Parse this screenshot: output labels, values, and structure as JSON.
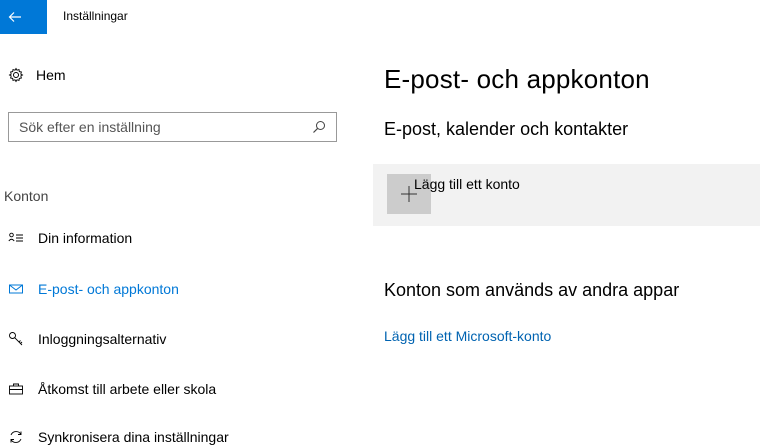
{
  "window": {
    "title": "Inställningar"
  },
  "sidebar": {
    "home_label": "Hem",
    "search_placeholder": "Sök efter en inställning",
    "section_label": "Konton",
    "items": [
      {
        "label": "Din information",
        "icon": "person-info-icon",
        "active": false
      },
      {
        "label": "E-post- och appkonton",
        "icon": "mail-icon",
        "active": true
      },
      {
        "label": "Inloggningsalternativ",
        "icon": "key-icon",
        "active": false
      },
      {
        "label": "Åtkomst till arbete eller skola",
        "icon": "briefcase-icon",
        "active": false
      },
      {
        "label": "Synkronisera dina inställningar",
        "icon": "sync-icon",
        "active": false
      }
    ]
  },
  "main": {
    "title": "E-post- och appkonton",
    "email_section_title": "E-post, kalender och kontakter",
    "add_account_label": "Lägg till ett konto",
    "other_apps_title": "Konton som används av andra appar",
    "add_ms_account_link": "Lägg till ett Microsoft-konto"
  },
  "colors": {
    "accent": "#0078d7",
    "link": "#0063b1",
    "tile_bg": "#f2f2f2",
    "plus_bg": "#cccccc"
  }
}
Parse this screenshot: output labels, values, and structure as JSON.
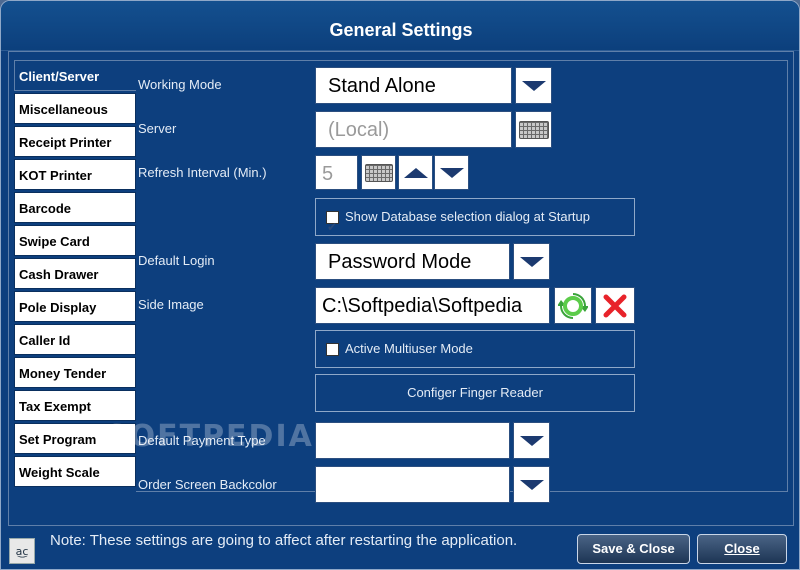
{
  "window": {
    "title": "General Settings"
  },
  "sidebar": {
    "tabs": [
      {
        "label": "Client/Server",
        "active": true
      },
      {
        "label": "Miscellaneous"
      },
      {
        "label": "Receipt Printer"
      },
      {
        "label": "KOT Printer"
      },
      {
        "label": "Barcode"
      },
      {
        "label": "Swipe Card"
      },
      {
        "label": "Cash Drawer"
      },
      {
        "label": "Pole Display"
      },
      {
        "label": "Caller Id"
      },
      {
        "label": "Money Tender"
      },
      {
        "label": "Tax Exempt"
      },
      {
        "label": "Set Program"
      },
      {
        "label": "Weight Scale"
      }
    ]
  },
  "form": {
    "working_mode": {
      "label": "Working Mode",
      "value": "Stand Alone"
    },
    "server": {
      "label": "Server",
      "value": "(Local)"
    },
    "refresh_interval": {
      "label": "Refresh Interval (Min.)",
      "value": "5"
    },
    "show_db_dialog": {
      "label": "Show Database selection dialog at Startup",
      "checked": true
    },
    "default_login": {
      "label": "Default Login",
      "value": "Password Mode"
    },
    "side_image": {
      "label": "Side Image",
      "value": "C:\\Softpedia\\Softpedia"
    },
    "active_multiuser": {
      "label": "Active Multiuser Mode",
      "checked": false
    },
    "finger_reader": {
      "label": "Configer Finger Reader"
    },
    "default_payment_type": {
      "label": "Default Payment Type",
      "value": ""
    },
    "order_screen_backcolor": {
      "label": "Order Screen Backcolor",
      "value": ""
    }
  },
  "footer": {
    "note": "Note: These settings are going to affect after restarting the application.",
    "save_close": "Save & Close",
    "close": "Close"
  },
  "watermark": "SOFTPEDIA®",
  "colors": {
    "background": "#0d3f7e",
    "border": "#8fa8c8",
    "text": "#e4ecf6"
  }
}
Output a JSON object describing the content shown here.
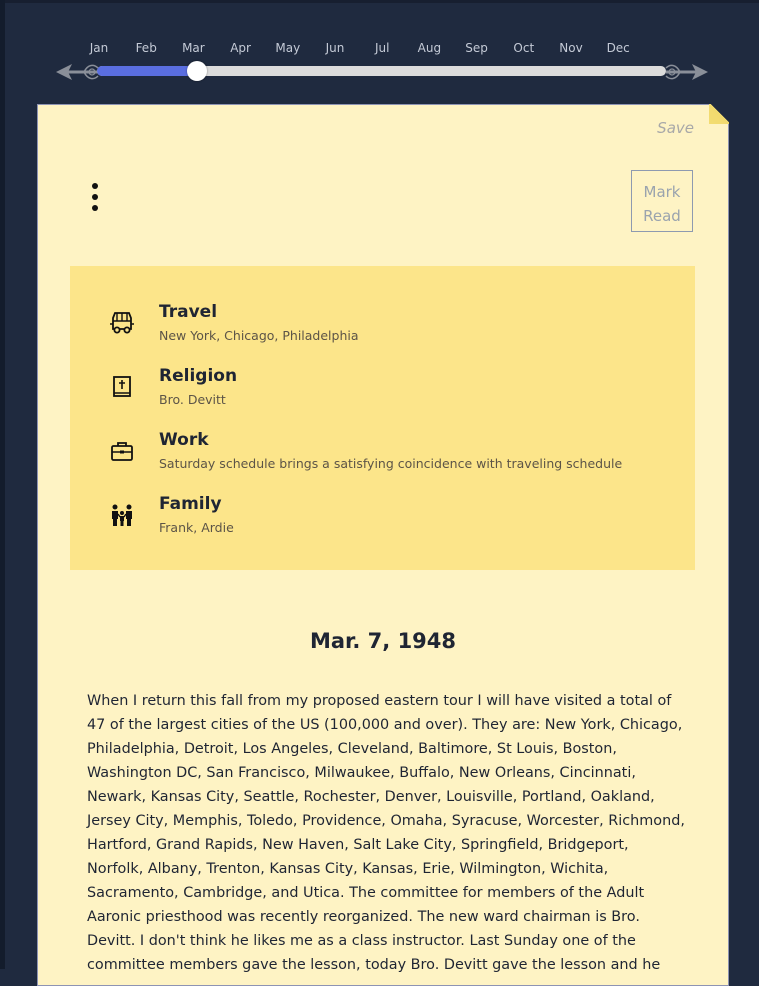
{
  "timeline": {
    "months": [
      "Jan",
      "Feb",
      "Mar",
      "Apr",
      "May",
      "Jun",
      "Jul",
      "Aug",
      "Sep",
      "Oct",
      "Nov",
      "Dec"
    ],
    "selected_month": "Mar",
    "accent_color": "#5a6ee0"
  },
  "card": {
    "save_label": "Save",
    "mark_read_label": "Mark Read",
    "tags": [
      {
        "icon": "van-icon",
        "title": "Travel",
        "detail": "New York, Chicago, Philadelphia"
      },
      {
        "icon": "bible-icon",
        "title": "Religion",
        "detail": "Bro. Devitt"
      },
      {
        "icon": "briefcase-icon",
        "title": "Work",
        "detail": "Saturday schedule brings a satisfying coincidence with traveling schedule"
      },
      {
        "icon": "family-icon",
        "title": "Family",
        "detail": "Frank, Ardie"
      }
    ],
    "entry_date": "Mar. 7, 1948",
    "entry_text": "When I return this fall from my proposed eastern tour I will have visited a total of 47 of the largest cities of the US (100,000 and over). They are: New York, Chicago, Philadelphia, Detroit, Los Angeles, Cleveland, Baltimore, St Louis, Boston, Washington DC, San Francisco, Milwaukee, Buffalo, New Orleans, Cincinnati, Newark, Kansas City, Seattle, Rochester, Denver, Louisville, Portland, Oakland, Jersey City, Memphis, Toledo, Providence, Omaha, Syracuse, Worcester, Richmond, Hartford, Grand Rapids, New Haven, Salt Lake City, Springfield, Bridgeport, Norfolk, Albany, Trenton, Kansas City, Kansas, Erie, Wilmington, Wichita, Sacramento, Cambridge, and Utica. The committee for members of the Adult Aaronic priesthood was recently reorganized. The new ward chairman is Bro. Devitt. I don't think he likes me as a class instructor. Last Sunday one of the committee members gave the lesson, today Bro. Devitt gave the lesson and he"
  }
}
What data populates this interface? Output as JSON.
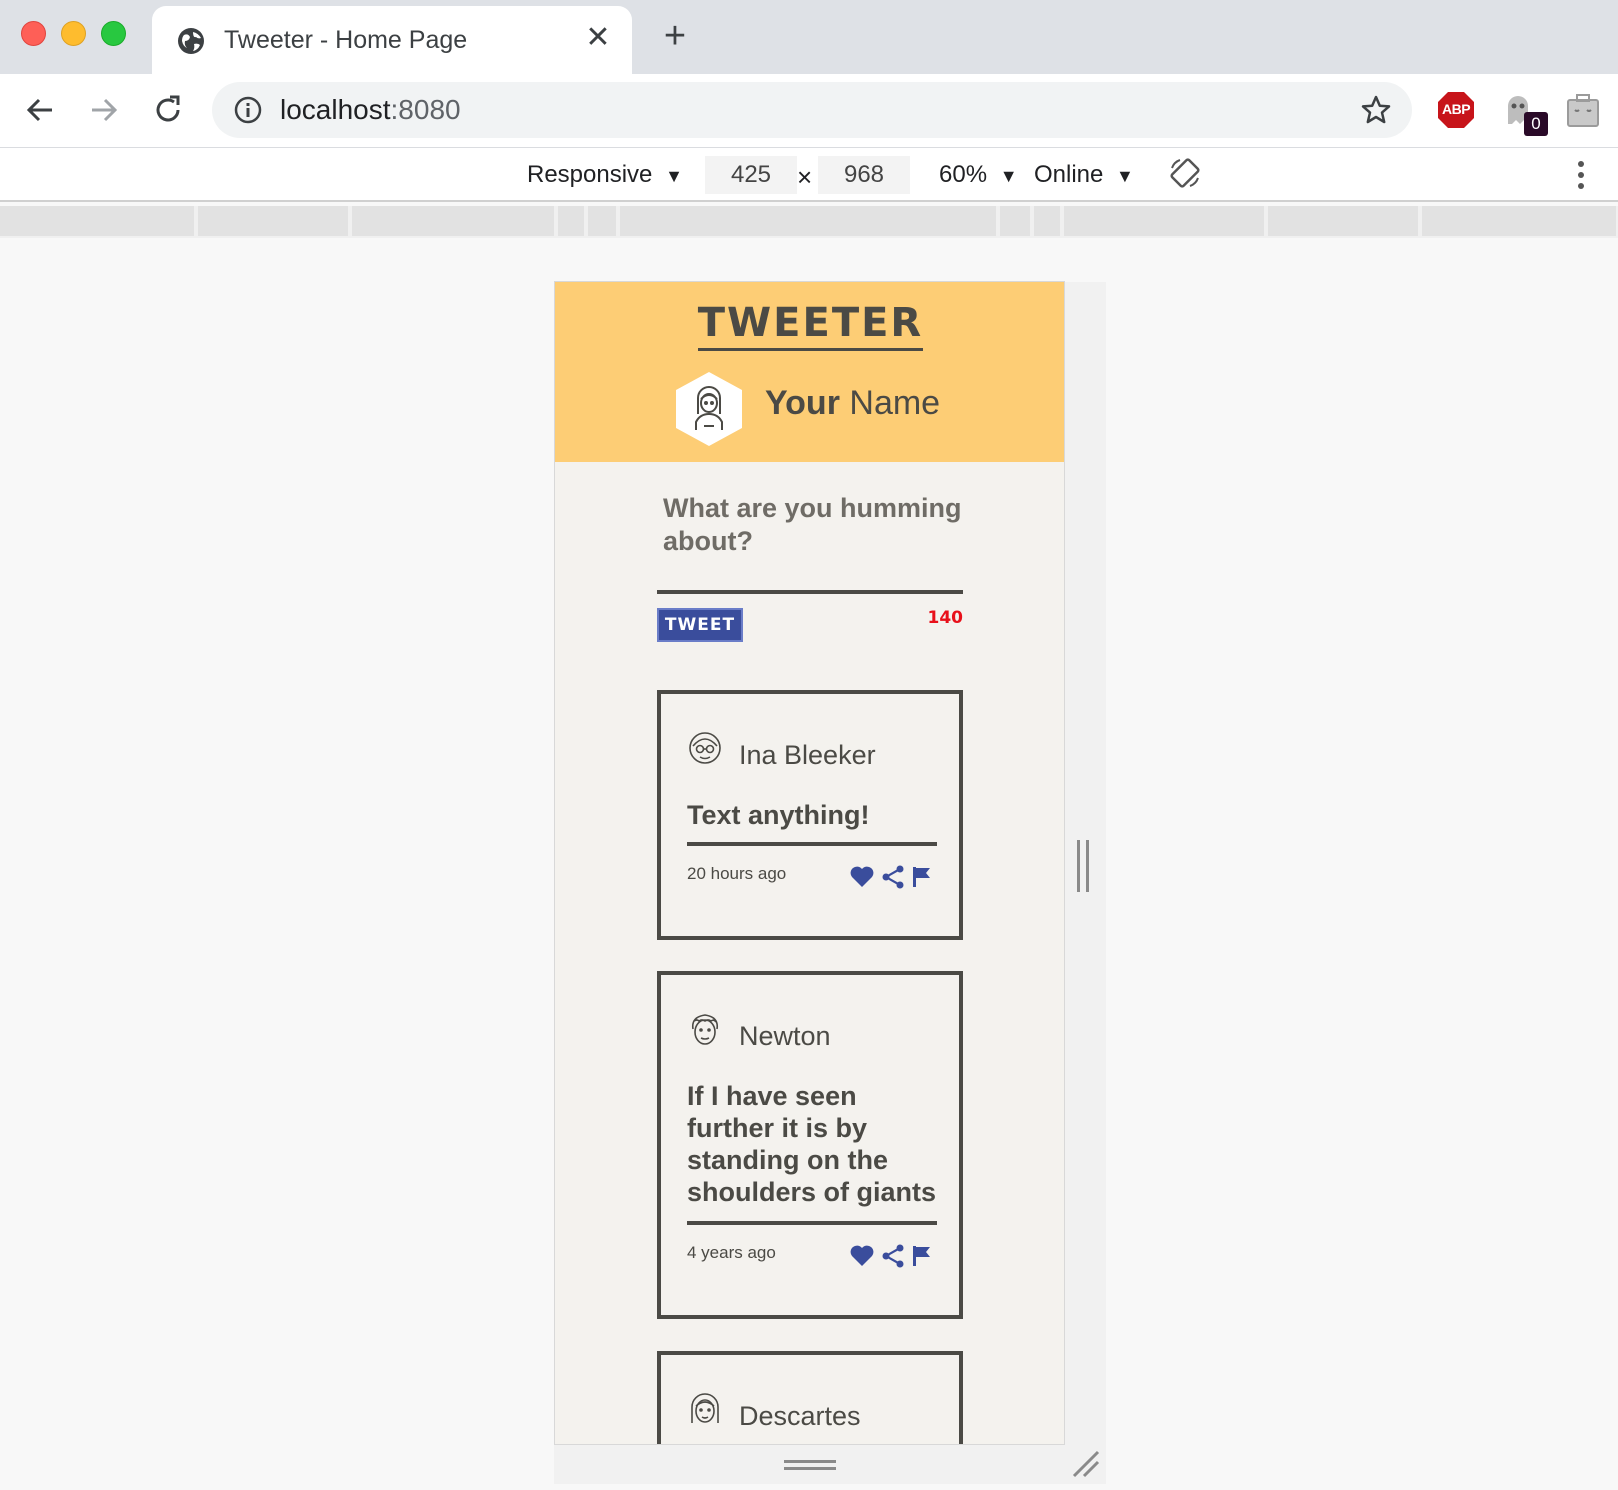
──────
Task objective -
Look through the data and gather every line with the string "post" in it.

Your solution -
        "label": "E-post- och appkonton",
    "title": "E-post- och appkonton",
    "email_section_title": "E-post, kalender och kontakter",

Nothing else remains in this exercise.